In his afterword, Hill argues that the “development of vision” which took place among certain select British and American rockers may, over time, provide “political ramifications [which] can be earthshaking.” He unabashedly hopes that this music might ultimately provide “a way marker, a pointer to the work ahead, to the next convergence of the two worlds, inner and outer, imagination and history, ecstasy and politics, heaven and earth.”
To quote Hemingway, “Wouldn’t it be pretty to think so.”
*11A BOOKS READ AND REVIEWED
ALL-STAR BATMAN 2. ENDS OF THE EARTH. ***
ALT-AMERICA. NEIWERT. ****1/2
AMERICAN TABLOID. ELLROY. ****1/2
BLACK PANTHER 4. ***
THE BLACK SINISTER. ***
BLOOD’S A ROVER. ELLROY. ****
A BRIEF HISTORY OF FEMINISM. PATU & SCHRUPP. ***1/2
BUT WHAT IF WE’RE WRONG? KLOSTERMAN. ***1/2
CAST NO SHADOW. TAPALANSKY & ESPINOSA. **1/2
THE COLD SIX THOUSAND. ELLROY. ****1/2
DARK REIGN. ACCEPT CHANGE. ****
DARK REIGN. THE UNDERSIDE. ****
DARK WOLVERINE 1. THE PRINCE. ****
DAVID & GOLIATH. GLADWELL. ***1/2
DEADPOOL 1. SECRET INVASION. ****
DEADPOOL 2. DARK REIGN. ****
DEATHSTROKE THE TERMINATOR 3. NUCLEAR WINTER. **1/2
FOOD & THE CITY. YANOV. ****
GREEN ARROW 2. ISLAND OF SCARS. ***
THE HOMINTERN. WOODS. ***1/2
THE INCREDIBLE HERCULES: DARK REIGN. ****
INFAMOUS IRON MAN 1. INFAMOUS. BENDIS. ****
INTRO TO CAMUS. MAIROWITZ & KORKOS. ****
INTRODUCING LINGUISTICS. TRASK & MAYBLIN. ***1/2
JOHNNY CASH: I SEE A DARKNESS. KLEIST. ****
KNIFE’S EDGE. LARSON & MOCK. ****
LOUIS UNDERCOVER. BRITT & ARSENAULT. ****
M.F.K, MAGRUDER. ***
MARCO POLO: DANGERS & VISIONS. TABILIO. ***1/2
MARVEL HORROR: THE MAGAZINE COLLECTION. **1/2
MICHAEL CHABON’S THE ESCAPIST. VAUGHN. ***1/2
MYCROFT HOLMES 1. ***1/2
THE MIGHTY 1. ****
THE MIGHTY 2. ****
MIS(H)ADRA. ATO. ****
MORTON: A CROSS-COUNTRY TRAIN JOURNEY. COLLIER. ****
NIGHT SHIT. GLIORI. ****
PASHMINA. CHANARI. ***
PERFIDIA. ELLROY. ****
PRESENT. STEIN. ***1/2
PROVIDENCE ACT TWO. MOORE. ****1/2
REPUBLIC OF SPIN. GREENBERG. ****
SERENITY. NO POWER IN THE ‘VERSE. ***
SHERLOCK: A STUDY IN PINK. MOFFAT ETAL. ****
SKELETON KEY. HOROWITZ, ETAL. ***1/2
STEVEN UNIVERSE. ANTI-GRAVITY.***
THE STUFF OF LIFE. SCHULTZ & CANNOn. ****
SUNNY’S NIGHTS. SULTAN. ****
SUPERMAN 4. BLACK DAWN. ***
TRUMP…. OLBERMANN. ***1/2
THE UNQUOTABLE TRUMP. SIKORYAK. ****
WONDER WOMAN 4. GODWATCH. ***1/2
X-MEN BLUE 1. STRANGEST. ***
12* CONTROVERSIES IN POPULAR CULTURE
I LOVE LUCY
As an infant, I cringed at the very sight of the hag Lucy, for I feared that Ricky was beating her.
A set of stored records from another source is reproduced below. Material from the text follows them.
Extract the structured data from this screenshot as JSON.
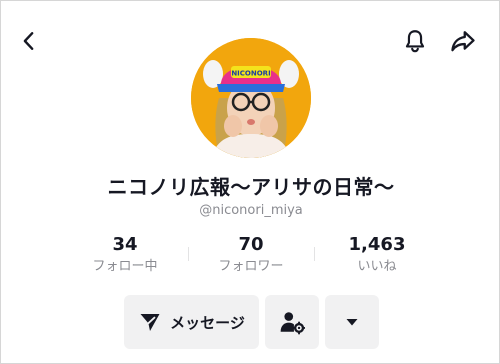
{
  "header": {
    "back_icon": "chevron-left-icon",
    "notification_icon": "bell-icon",
    "share_icon": "share-arrow-icon"
  },
  "profile": {
    "display_name": "ニコノリ広報〜アリサの日常〜",
    "username": "@niconori_miya",
    "avatar_cap_text": "NICONORI"
  },
  "stats": [
    {
      "value": "34",
      "label": "フォロー中"
    },
    {
      "value": "70",
      "label": "フォロワー"
    },
    {
      "value": "1,463",
      "label": "いいね"
    }
  ],
  "actions": {
    "message_label": "メッセージ",
    "message_icon": "send-icon",
    "follow_settings_icon": "user-gear-icon",
    "more_icon": "caret-down-icon"
  },
  "colors": {
    "text_primary": "#161823",
    "text_secondary": "#8a8b91",
    "button_bg": "#f1f1f2",
    "avatar_bg": "#f2a60d",
    "cap_pink": "#e8308a",
    "cap_brim": "#2a6fdb"
  }
}
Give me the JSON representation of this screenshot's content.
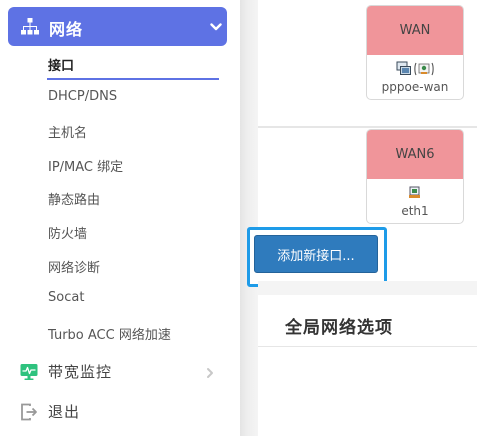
{
  "sidebar": {
    "active_group": {
      "label": "网络",
      "icon": "network-icon",
      "chevron": "chevron-down-icon"
    },
    "sub_items": [
      {
        "label": "接口",
        "active": true
      },
      {
        "label": "DHCP/DNS"
      },
      {
        "label": "主机名"
      },
      {
        "label": "IP/MAC 绑定"
      },
      {
        "label": "静态路由"
      },
      {
        "label": "防火墙"
      },
      {
        "label": "网络诊断"
      },
      {
        "label": "Socat"
      },
      {
        "label": "Turbo ACC 网络加速"
      }
    ],
    "bandwidth": {
      "label": "带宽监控",
      "icon": "monitor-icon"
    },
    "logout": {
      "label": "退出",
      "icon": "logout-icon"
    }
  },
  "main": {
    "interfaces": [
      {
        "zone": "WAN",
        "device": "pppoe-wan",
        "color": "#f0959a"
      },
      {
        "zone": "WAN6",
        "device": "eth1",
        "color": "#f0959a"
      }
    ],
    "add_button_label": "添加新接口...",
    "global_options_title": "全局网络选项"
  },
  "colors": {
    "accent": "#5e72e4",
    "button": "#2f7bbd",
    "highlight": "#1e9be8"
  }
}
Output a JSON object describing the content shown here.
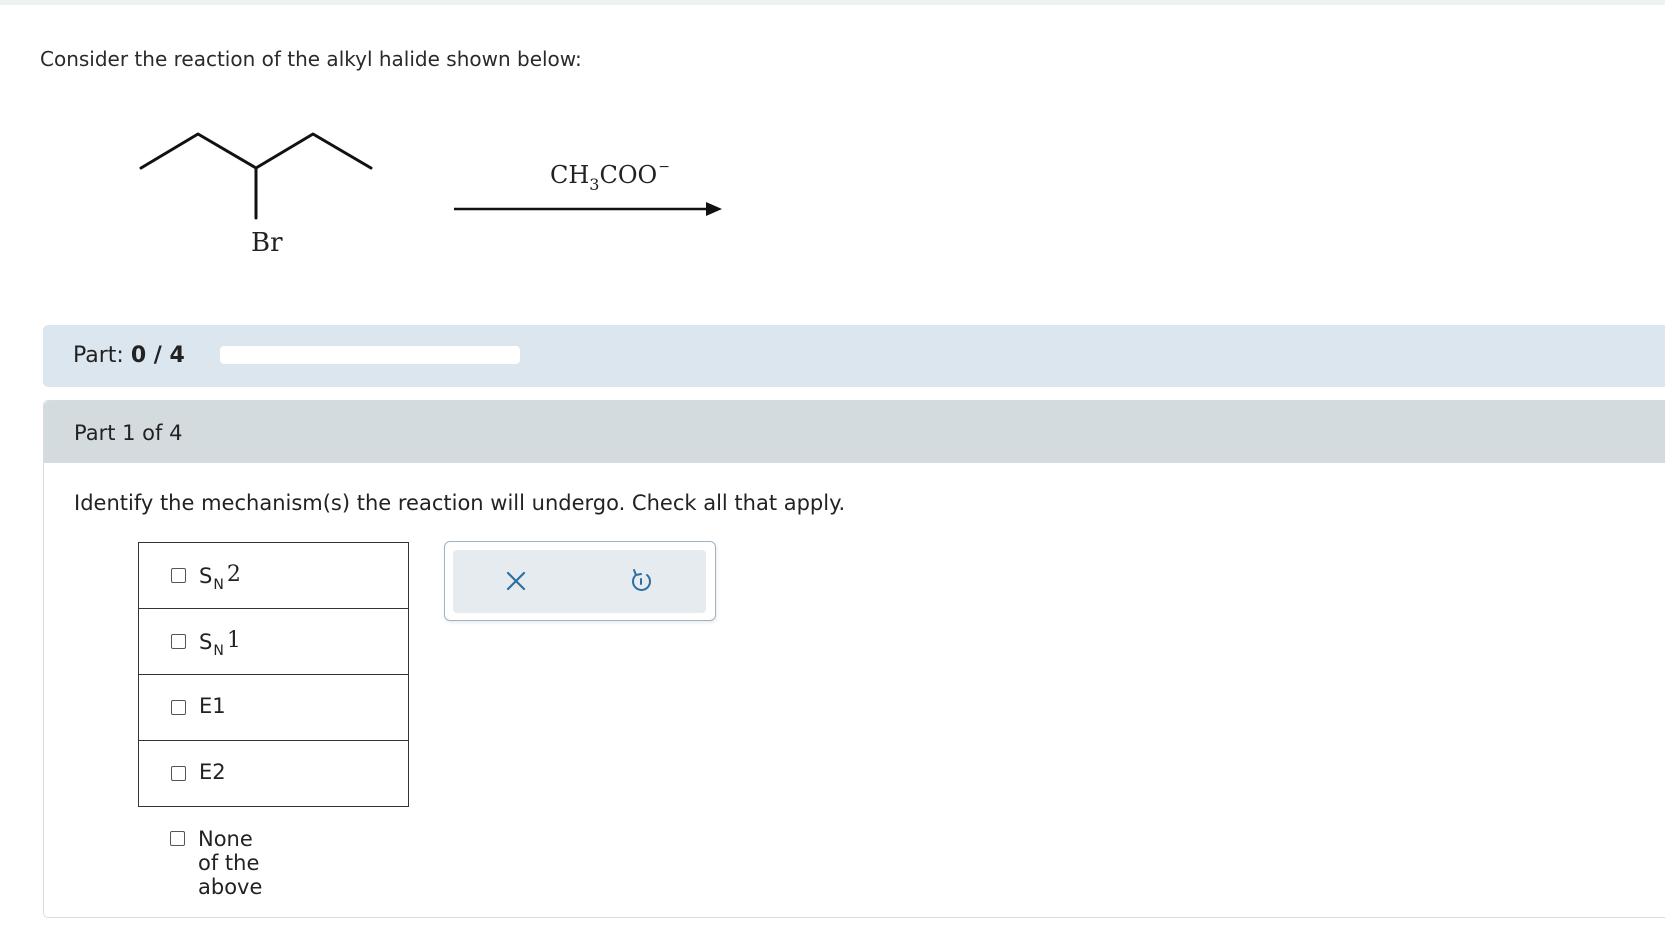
{
  "question": {
    "prompt": "Consider the reaction of the alkyl halide shown below:",
    "halogen_label": "Br",
    "reagent": {
      "base": "CH",
      "sub": "3",
      "rest": "COO",
      "charge": "−"
    }
  },
  "progress": {
    "label": "Part:",
    "value_text": "0 / 4",
    "fraction": 0
  },
  "part": {
    "title": "Part 1 of 4",
    "instruction": "Identify the mechanism(s) the reaction will undergo. Check all that apply.",
    "options": [
      {
        "letter": "S",
        "sub": "N",
        "num": "2"
      },
      {
        "letter": "S",
        "sub": "N",
        "num": "1"
      },
      {
        "label": "E1"
      },
      {
        "label": "E2"
      }
    ],
    "none_option": "None of the above"
  },
  "actions": {
    "clear_icon": "close-icon",
    "undo_icon": "undo-icon",
    "icon_color": "#2f6f9f"
  }
}
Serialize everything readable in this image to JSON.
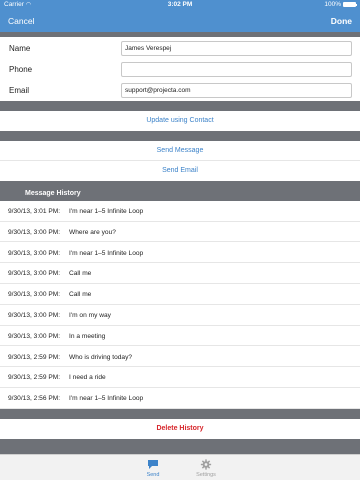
{
  "status_bar": {
    "carrier": "Carrier",
    "time": "3:02 PM",
    "battery_label": "100%",
    "battery_level": 1.0
  },
  "nav": {
    "cancel": "Cancel",
    "done": "Done"
  },
  "form": {
    "name_label": "Name",
    "name_value": "James Verespej",
    "phone_label": "Phone",
    "phone_value": "",
    "email_label": "Email",
    "email_value": "support@projecta.com"
  },
  "actions": {
    "update_contact": "Update using Contact",
    "send_message": "Send Message",
    "send_email": "Send Email",
    "delete_history": "Delete History"
  },
  "history": {
    "title": "Message History",
    "items": [
      {
        "stamp": "9/30/13, 3:01 PM:",
        "msg": "I'm near 1–5 Infinite Loop"
      },
      {
        "stamp": "9/30/13, 3:00 PM:",
        "msg": "Where are you?"
      },
      {
        "stamp": "9/30/13, 3:00 PM:",
        "msg": "I'm near 1–5 Infinite Loop"
      },
      {
        "stamp": "9/30/13, 3:00 PM:",
        "msg": "Call me"
      },
      {
        "stamp": "9/30/13, 3:00 PM:",
        "msg": "Call me"
      },
      {
        "stamp": "9/30/13, 3:00 PM:",
        "msg": "I'm on my way"
      },
      {
        "stamp": "9/30/13, 3:00 PM:",
        "msg": "In a meeting"
      },
      {
        "stamp": "9/30/13, 2:59 PM:",
        "msg": "Who is driving today?"
      },
      {
        "stamp": "9/30/13, 2:59 PM:",
        "msg": "I need a ride"
      },
      {
        "stamp": "9/30/13, 2:56 PM:",
        "msg": "I'm near 1–5 Infinite Loop"
      }
    ]
  },
  "tabs": {
    "send": "Send",
    "settings": "Settings",
    "active": "send"
  },
  "colors": {
    "accent": "#3d83c9",
    "bar": "#4f90cf",
    "separator": "#6e7177",
    "destructive": "#d7262b"
  }
}
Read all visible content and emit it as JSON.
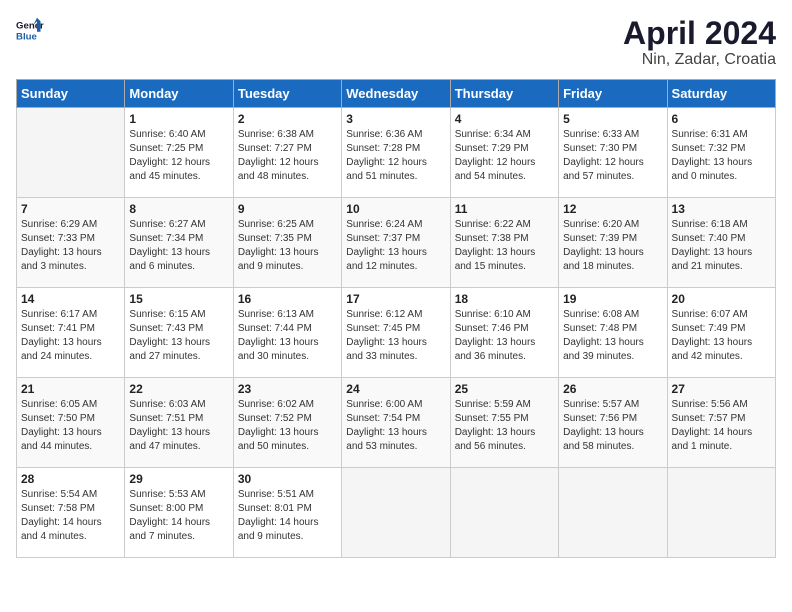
{
  "header": {
    "logo_general": "General",
    "logo_blue": "Blue",
    "title": "April 2024",
    "subtitle": "Nin, Zadar, Croatia"
  },
  "weekdays": [
    "Sunday",
    "Monday",
    "Tuesday",
    "Wednesday",
    "Thursday",
    "Friday",
    "Saturday"
  ],
  "weeks": [
    [
      {
        "day": "",
        "info": ""
      },
      {
        "day": "1",
        "info": "Sunrise: 6:40 AM\nSunset: 7:25 PM\nDaylight: 12 hours\nand 45 minutes."
      },
      {
        "day": "2",
        "info": "Sunrise: 6:38 AM\nSunset: 7:27 PM\nDaylight: 12 hours\nand 48 minutes."
      },
      {
        "day": "3",
        "info": "Sunrise: 6:36 AM\nSunset: 7:28 PM\nDaylight: 12 hours\nand 51 minutes."
      },
      {
        "day": "4",
        "info": "Sunrise: 6:34 AM\nSunset: 7:29 PM\nDaylight: 12 hours\nand 54 minutes."
      },
      {
        "day": "5",
        "info": "Sunrise: 6:33 AM\nSunset: 7:30 PM\nDaylight: 12 hours\nand 57 minutes."
      },
      {
        "day": "6",
        "info": "Sunrise: 6:31 AM\nSunset: 7:32 PM\nDaylight: 13 hours\nand 0 minutes."
      }
    ],
    [
      {
        "day": "7",
        "info": "Sunrise: 6:29 AM\nSunset: 7:33 PM\nDaylight: 13 hours\nand 3 minutes."
      },
      {
        "day": "8",
        "info": "Sunrise: 6:27 AM\nSunset: 7:34 PM\nDaylight: 13 hours\nand 6 minutes."
      },
      {
        "day": "9",
        "info": "Sunrise: 6:25 AM\nSunset: 7:35 PM\nDaylight: 13 hours\nand 9 minutes."
      },
      {
        "day": "10",
        "info": "Sunrise: 6:24 AM\nSunset: 7:37 PM\nDaylight: 13 hours\nand 12 minutes."
      },
      {
        "day": "11",
        "info": "Sunrise: 6:22 AM\nSunset: 7:38 PM\nDaylight: 13 hours\nand 15 minutes."
      },
      {
        "day": "12",
        "info": "Sunrise: 6:20 AM\nSunset: 7:39 PM\nDaylight: 13 hours\nand 18 minutes."
      },
      {
        "day": "13",
        "info": "Sunrise: 6:18 AM\nSunset: 7:40 PM\nDaylight: 13 hours\nand 21 minutes."
      }
    ],
    [
      {
        "day": "14",
        "info": "Sunrise: 6:17 AM\nSunset: 7:41 PM\nDaylight: 13 hours\nand 24 minutes."
      },
      {
        "day": "15",
        "info": "Sunrise: 6:15 AM\nSunset: 7:43 PM\nDaylight: 13 hours\nand 27 minutes."
      },
      {
        "day": "16",
        "info": "Sunrise: 6:13 AM\nSunset: 7:44 PM\nDaylight: 13 hours\nand 30 minutes."
      },
      {
        "day": "17",
        "info": "Sunrise: 6:12 AM\nSunset: 7:45 PM\nDaylight: 13 hours\nand 33 minutes."
      },
      {
        "day": "18",
        "info": "Sunrise: 6:10 AM\nSunset: 7:46 PM\nDaylight: 13 hours\nand 36 minutes."
      },
      {
        "day": "19",
        "info": "Sunrise: 6:08 AM\nSunset: 7:48 PM\nDaylight: 13 hours\nand 39 minutes."
      },
      {
        "day": "20",
        "info": "Sunrise: 6:07 AM\nSunset: 7:49 PM\nDaylight: 13 hours\nand 42 minutes."
      }
    ],
    [
      {
        "day": "21",
        "info": "Sunrise: 6:05 AM\nSunset: 7:50 PM\nDaylight: 13 hours\nand 44 minutes."
      },
      {
        "day": "22",
        "info": "Sunrise: 6:03 AM\nSunset: 7:51 PM\nDaylight: 13 hours\nand 47 minutes."
      },
      {
        "day": "23",
        "info": "Sunrise: 6:02 AM\nSunset: 7:52 PM\nDaylight: 13 hours\nand 50 minutes."
      },
      {
        "day": "24",
        "info": "Sunrise: 6:00 AM\nSunset: 7:54 PM\nDaylight: 13 hours\nand 53 minutes."
      },
      {
        "day": "25",
        "info": "Sunrise: 5:59 AM\nSunset: 7:55 PM\nDaylight: 13 hours\nand 56 minutes."
      },
      {
        "day": "26",
        "info": "Sunrise: 5:57 AM\nSunset: 7:56 PM\nDaylight: 13 hours\nand 58 minutes."
      },
      {
        "day": "27",
        "info": "Sunrise: 5:56 AM\nSunset: 7:57 PM\nDaylight: 14 hours\nand 1 minute."
      }
    ],
    [
      {
        "day": "28",
        "info": "Sunrise: 5:54 AM\nSunset: 7:58 PM\nDaylight: 14 hours\nand 4 minutes."
      },
      {
        "day": "29",
        "info": "Sunrise: 5:53 AM\nSunset: 8:00 PM\nDaylight: 14 hours\nand 7 minutes."
      },
      {
        "day": "30",
        "info": "Sunrise: 5:51 AM\nSunset: 8:01 PM\nDaylight: 14 hours\nand 9 minutes."
      },
      {
        "day": "",
        "info": ""
      },
      {
        "day": "",
        "info": ""
      },
      {
        "day": "",
        "info": ""
      },
      {
        "day": "",
        "info": ""
      }
    ]
  ]
}
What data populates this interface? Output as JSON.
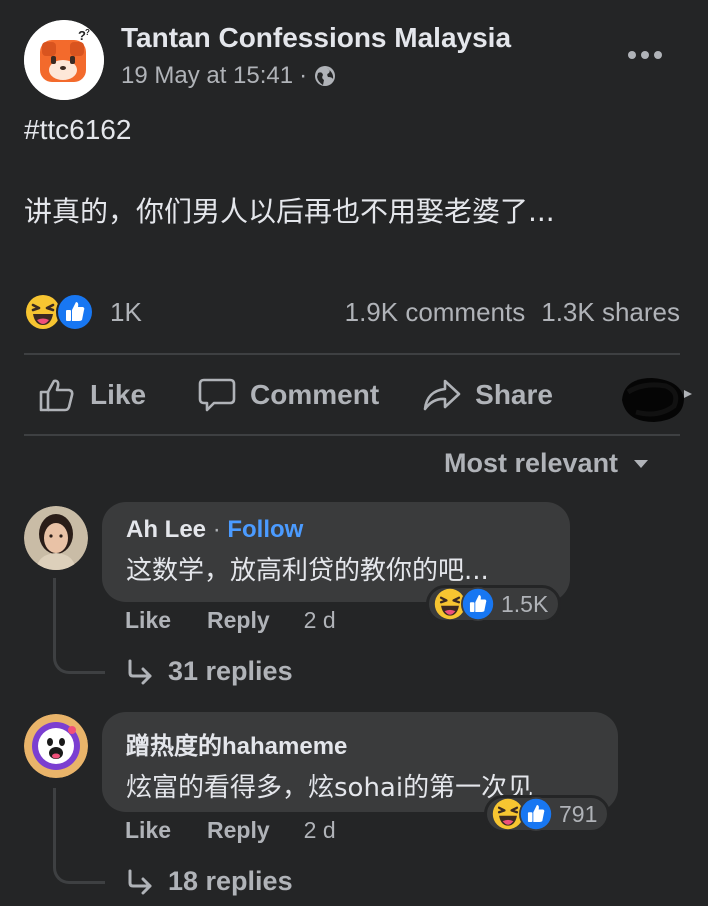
{
  "post": {
    "page_name": "Tantan Confessions Malaysia",
    "timestamp": "19 May at 15:41",
    "separator": "·",
    "privacy_icon": "globe-icon",
    "hashtag": "#ttc6162",
    "text": "讲真的，你们男人以后再也不用娶老婆了...",
    "reaction_icons": [
      "haha-icon",
      "like-icon"
    ],
    "reaction_count": "1K",
    "comments": "1.9K comments",
    "shares": "1.3K shares"
  },
  "actions": {
    "like": "Like",
    "comment": "Comment",
    "share": "Share"
  },
  "sort": {
    "label": "Most relevant"
  },
  "comments": [
    {
      "author": "Ah Lee",
      "separator": "·",
      "follow": "Follow",
      "text": "这数学，放高利贷的教你的吧...",
      "like": "Like",
      "reply": "Reply",
      "time": "2 d",
      "reaction_count": "1.5K",
      "replies": "31 replies"
    },
    {
      "author": "蹭热度的hahameme",
      "text": "炫富的看得多，炫sohai的第一次见",
      "like": "Like",
      "reply": "Reply",
      "time": "2 d",
      "reaction_count": "791",
      "replies": "18 replies"
    }
  ],
  "colors": {
    "background": "#242526",
    "bubble": "#3a3b3c",
    "primary_text": "#e4e6eb",
    "secondary_text": "#b0b3b8",
    "link_blue": "#4b9bff",
    "like_blue": "#1877f2",
    "haha_yellow": "#f7c531"
  }
}
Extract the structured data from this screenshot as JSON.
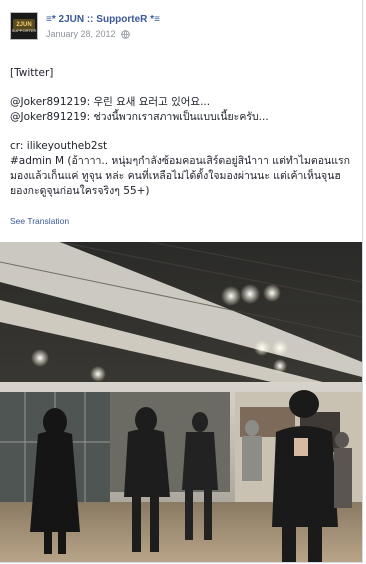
{
  "post": {
    "page_name": "≡* 2JUN :: SupporteR *≡",
    "date": "January 28, 2012",
    "lines": [
      "[Twitter]",
      "@Joker891219: 우린 요새 요러고 있어요...",
      "@Joker891219: ช่วงนี้พวกเราสภาพเป็นแบบเนี้ยะครับ...",
      "cr: ilikeyoutheb2st",
      "#admin M (อ้าาาา.. หนุ่มๆกำลังซ้อมคอนเสิร์ตอยู่สินำาา แต่ทำไมตอนแรกมองแล้วเก็นแค่ ทูจุน หล่ะ คนที่เหลือไม่ได้ตั้งใจมองผ่านนะ แต่เค้าเห็นจุนฮยองกะดูจุนก่อนใครจริงๆ 55+)"
    ],
    "see_translation": "See Translation"
  },
  "icons": {
    "globe": "globe-icon",
    "avatar_text": "2JUN SUPPORTER"
  },
  "colors": {
    "link": "#3b5998",
    "meta": "#90949c",
    "text": "#1d2129"
  }
}
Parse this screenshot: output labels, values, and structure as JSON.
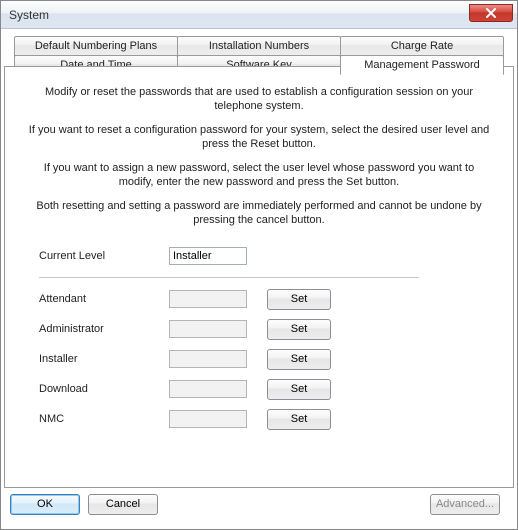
{
  "window": {
    "title": "System"
  },
  "tabs": {
    "row1": [
      {
        "label": "Default Numbering Plans"
      },
      {
        "label": "Installation Numbers"
      },
      {
        "label": "Charge Rate"
      }
    ],
    "row2": [
      {
        "label": "Date and Time"
      },
      {
        "label": "Software Key"
      },
      {
        "label": "Management Password"
      }
    ]
  },
  "intro": {
    "p1": "Modify or reset the passwords that are used to establish a configuration session on your telephone system.",
    "p2": "If you want to reset a configuration password for your system, select the desired user level and press the Reset button.",
    "p3": "If you want to assign a new password, select the user level whose password you want to modify, enter the new password and press the Set button.",
    "p4": "Both resetting and setting a password are immediately performed and cannot be undone by pressing the cancel button."
  },
  "form": {
    "current_level_label": "Current Level",
    "current_level_value": "Installer",
    "rows": [
      {
        "label": "Attendant",
        "value": "",
        "btn": "Set"
      },
      {
        "label": "Administrator",
        "value": "",
        "btn": "Set"
      },
      {
        "label": "Installer",
        "value": "",
        "btn": "Set"
      },
      {
        "label": "Download",
        "value": "",
        "btn": "Set"
      },
      {
        "label": "NMC",
        "value": "",
        "btn": "Set"
      }
    ]
  },
  "buttons": {
    "ok": "OK",
    "cancel": "Cancel",
    "advanced": "Advanced..."
  }
}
And that her croaking ejaculations of dismay were cries of genuine pain.
On Christmas Day I saw that stupid colorized Lucy show. Quote: “Ricky can’t hit me if I have sunburn!”